- Optimized debugger, particularly for multi-threaded code
- Support OS X full screen mode
- Restore editor selection after undo and redo
- Added One Dark color palette
- Holding modifier keys and clicking in the Key field for the Custom Key Bindings preference produces a binding (for example, Ctrl-Right-button-click) that can be bound to a command
- Better support for portable installs, by allowing auto-activation of a stored license and using --settings and --cache command line arguments to specify location of the settings and cache directories
- Always move breakpoints and Debug To Here positions to valid lines that will actually be reached by the Python interpreter
- Added CAPIDebugger.SetCurrentRunState to the scripting API
- Added hostname to CAPIProject.Get/SetPythonExecutable and Get/SetLaunchAttrib
- Added icon for Cython file type
- In the source browser and other tree views, the right arrow key expands the selected node
- Better support for custom python builds on Windows
For more information on Wing IDE 6's features, please refer to the integrated documentation in the Help menu. Note that the documentation hosted on our website is for the latest stable release and not for this beta release.
This release runs on Windows 7 through 10 for Intel processors, OS X 10.7+, and 64-bit Linux versions with glibc version 2.15 or later (such as Ubuntu 12.04+, CentOS 7+, Kali 1.1+, and Fedora 20+). Earlier versions of Windows, OS X, and Linux, and all 32-bit Linux installations are no longer supported.
The known bugs and limitations in this beta release are:
- Debugging in the Python Shell and Debug Probe with Python 3 on Windows often requires continuing the debugger before returning to the prompt due to incorrectly stopping on debugger internals
- Only Linux and OS X can be used as the remote host with the new remote access feature, and there are other limitations in this feature, since it is still under development. For details see the What's New section above.
To report bugs, please submit a bug report from the Help menu in Wing IDE, or email us at support at wingware dot com
Wing 6 can be installed side by side with prior major releases. Wing 6 will try to inherit preferences from Wing 5. Wing 5 project files opened with Wing 6 will be converted to Wing 6 format and should be stored in a separate file if that project will still be used with Wing 5. Wing 5 cannot read Wing 6 project files.
This beta release drops support for Windows XP, 2003 Server, Windows Vista, OS X 10.6, 32-bit Linux, and Linux with glibc versions older than 2.15. Wing 6 beta2 does support Windows 7+, OS X 10.7+, and most recent 64-bit Linux distributions.
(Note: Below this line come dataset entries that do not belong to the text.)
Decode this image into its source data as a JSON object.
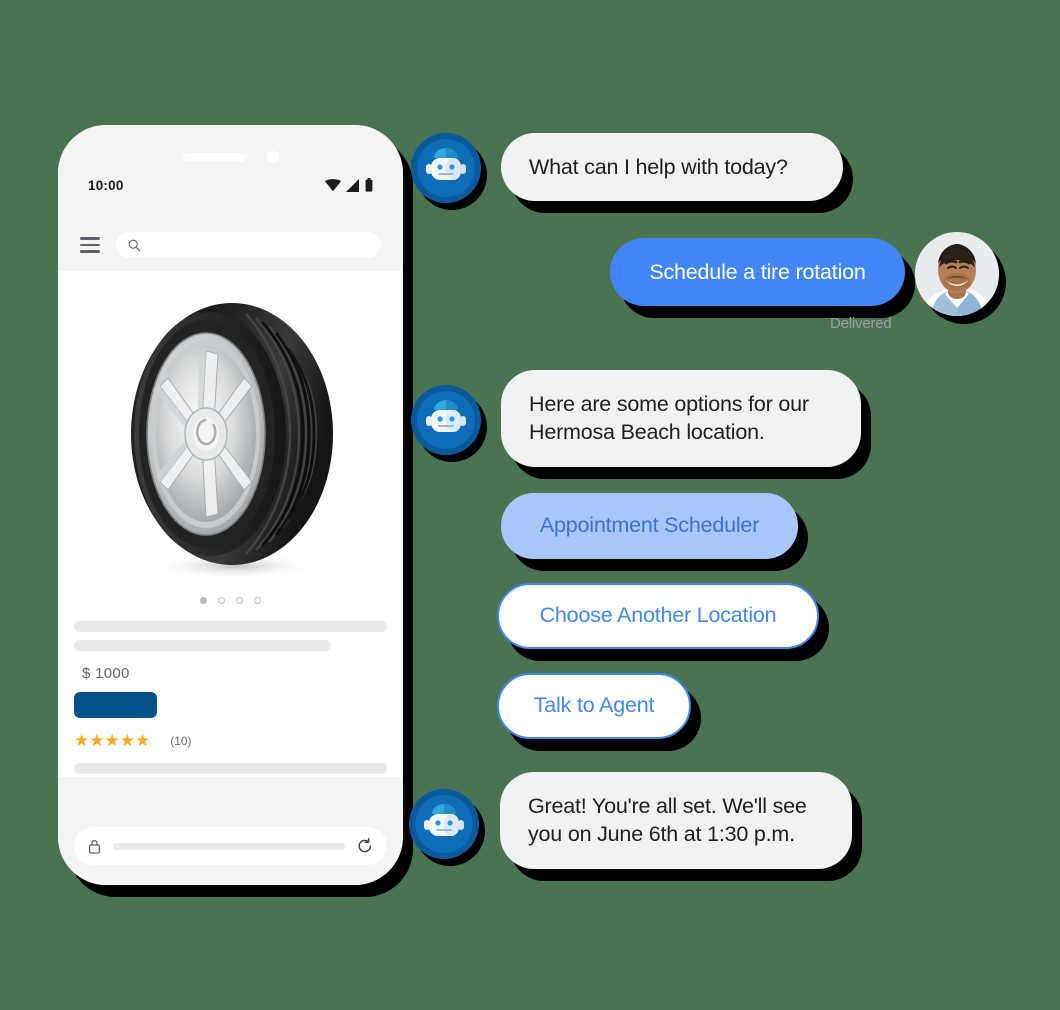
{
  "background_color": "#4a7351",
  "phone": {
    "status_bar": {
      "time": "10:00",
      "icons": [
        "wifi-icon",
        "signal-icon",
        "battery-icon"
      ]
    },
    "browser": {
      "menu_icon": "hamburger-menu-icon",
      "search_icon": "search-icon",
      "search_placeholder": "",
      "address_bar": {
        "lock_icon": "lock-icon",
        "refresh_icon": "refresh-icon",
        "url_value": ""
      }
    },
    "product": {
      "image_alt": "car-tire-with-alloy-wheel",
      "carousel_dots": 4,
      "carousel_active_index": 0,
      "price": "$ 1000",
      "cta_label": "",
      "stars": 5,
      "star_glyph": "★",
      "review_count": "(10)"
    }
  },
  "chat": {
    "messages": [
      {
        "id": "bot-greeting",
        "sender": "bot",
        "text": "What can I help with today?"
      },
      {
        "id": "user-request",
        "sender": "user",
        "text": "Schedule a tire rotation",
        "status": "Delivered"
      },
      {
        "id": "bot-options",
        "sender": "bot",
        "text": "Here are some options for our Hermosa Beach location."
      },
      {
        "id": "bot-confirm",
        "sender": "bot",
        "text": "Great! You're all set. We'll see you on June 6th at 1:30 p.m."
      }
    ],
    "chips": [
      {
        "id": "chip-appointment-scheduler",
        "label": "Appointment Scheduler",
        "style": "filled"
      },
      {
        "id": "chip-choose-another-location",
        "label": "Choose Another Location",
        "style": "outline"
      },
      {
        "id": "chip-talk-to-agent",
        "label": "Talk to Agent",
        "style": "outline"
      }
    ],
    "avatars": {
      "bot": "robot-avatar-icon",
      "user": "user-photo-avatar"
    },
    "colors": {
      "user_bubble": "#4285f4",
      "bot_bubble": "#f1f2f3",
      "chip_accent": "#4285f4",
      "chip_filled": "#a8c7fa",
      "shadow": "#000000"
    }
  }
}
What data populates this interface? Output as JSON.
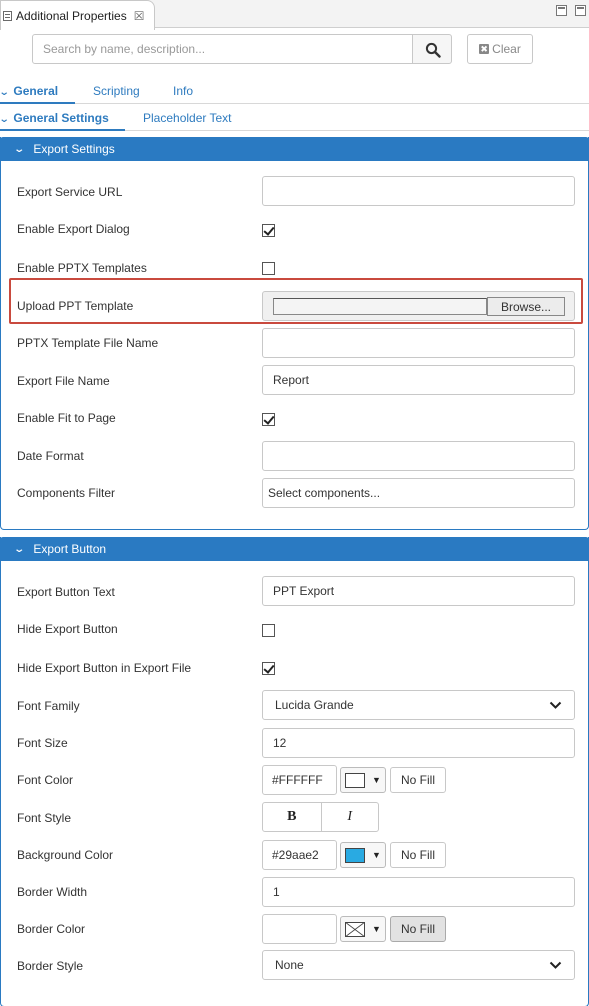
{
  "window": {
    "tab_title": "Additional Properties",
    "close_glyph": "☒"
  },
  "search": {
    "placeholder": "Search by name, description...",
    "clear_label": "Clear",
    "clear_glyph": "✖"
  },
  "tabs": [
    {
      "label": "General",
      "active": true
    },
    {
      "label": "Scripting",
      "active": false
    },
    {
      "label": "Info",
      "active": false
    }
  ],
  "subtabs": [
    {
      "label": "General Settings",
      "active": true
    },
    {
      "label": "Placeholder Text",
      "active": false
    }
  ],
  "chevron_glyph": "⌵",
  "export_settings": {
    "header": "Export Settings",
    "fields": {
      "service_url": {
        "label": "Export Service URL",
        "value": ""
      },
      "enable_dialog": {
        "label": "Enable Export Dialog",
        "checked": true
      },
      "enable_pptx_templates": {
        "label": "Enable PPTX Templates",
        "checked": false
      },
      "upload_template": {
        "label": "Upload PPT Template",
        "button": "Browse..."
      },
      "template_file_name": {
        "label": "PPTX Template File Name",
        "value": ""
      },
      "file_name": {
        "label": "Export File Name",
        "value": "Report"
      },
      "fit_to_page": {
        "label": "Enable Fit to Page",
        "checked": true
      },
      "date_format": {
        "label": "Date Format",
        "value": ""
      },
      "components_filter": {
        "label": "Components Filter",
        "placeholder": "Select components..."
      }
    }
  },
  "export_button": {
    "header": "Export Button",
    "fields": {
      "button_text": {
        "label": "Export Button Text",
        "value": "PPT Export"
      },
      "hide_button": {
        "label": "Hide Export Button",
        "checked": false
      },
      "hide_in_file": {
        "label": "Hide Export Button in Export File",
        "checked": true
      },
      "font_family": {
        "label": "Font Family",
        "value": "Lucida Grande"
      },
      "font_size": {
        "label": "Font Size",
        "value": "12"
      },
      "font_color": {
        "label": "Font Color",
        "value": "#FFFFFF",
        "swatch": "#FFFFFF",
        "nofill": "No Fill"
      },
      "font_style": {
        "label": "Font Style",
        "bold": "B",
        "italic": "I"
      },
      "background_color": {
        "label": "Background Color",
        "value": "#29aae2",
        "swatch": "#29aae2",
        "nofill": "No Fill"
      },
      "border_width": {
        "label": "Border Width",
        "value": "1"
      },
      "border_color": {
        "label": "Border Color",
        "value": "",
        "nofill": "No Fill"
      },
      "border_style": {
        "label": "Border Style",
        "value": "None"
      }
    }
  },
  "colors": {
    "accent": "#2a7ac2",
    "highlight": "#c94a3e",
    "link": "#2e7bbf"
  }
}
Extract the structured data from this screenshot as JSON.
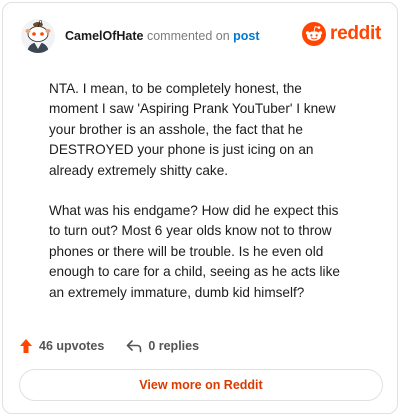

Wing 6 drops support for Python 3.1. The supported Python versions are 2.5 through 2.7 and 3.2 through 3.5. Wing now prefers the latest Python version it finds, whether it is Python 2 or Python 3. This may cause a different Python version to be used in converted Wing 5 projects that do not specify Python Executable.
Wing now uses PyQt5, which solves some issues on newer OS versions and improves stability and performance. Full-screen mode now works on OS X. A side effect of this change is that the Display Style and Color Palette preferences have been simplified to allow only selection of a color palette and whether or not it is applied to the whole UI. On Linux, Wing no longer works with the system-provided Qt because of binary compatibility problems.
The default key binding for Undo has been moved to Ctrl-Shift-Z, so that Ctrl-Y can be used for adding selections in the new multiple selections feature. To restore Ctrl-Y to its former function, bind it to the command undo in the User Interface >> Custom Key Bindings preference.
For a detailed list of changes see the change log.
Since we are not yet selling Wing 6 licenses, please use Wing 6 beta2 with a series of trial licenses. Support for permanent licenses will be added in a future beta release.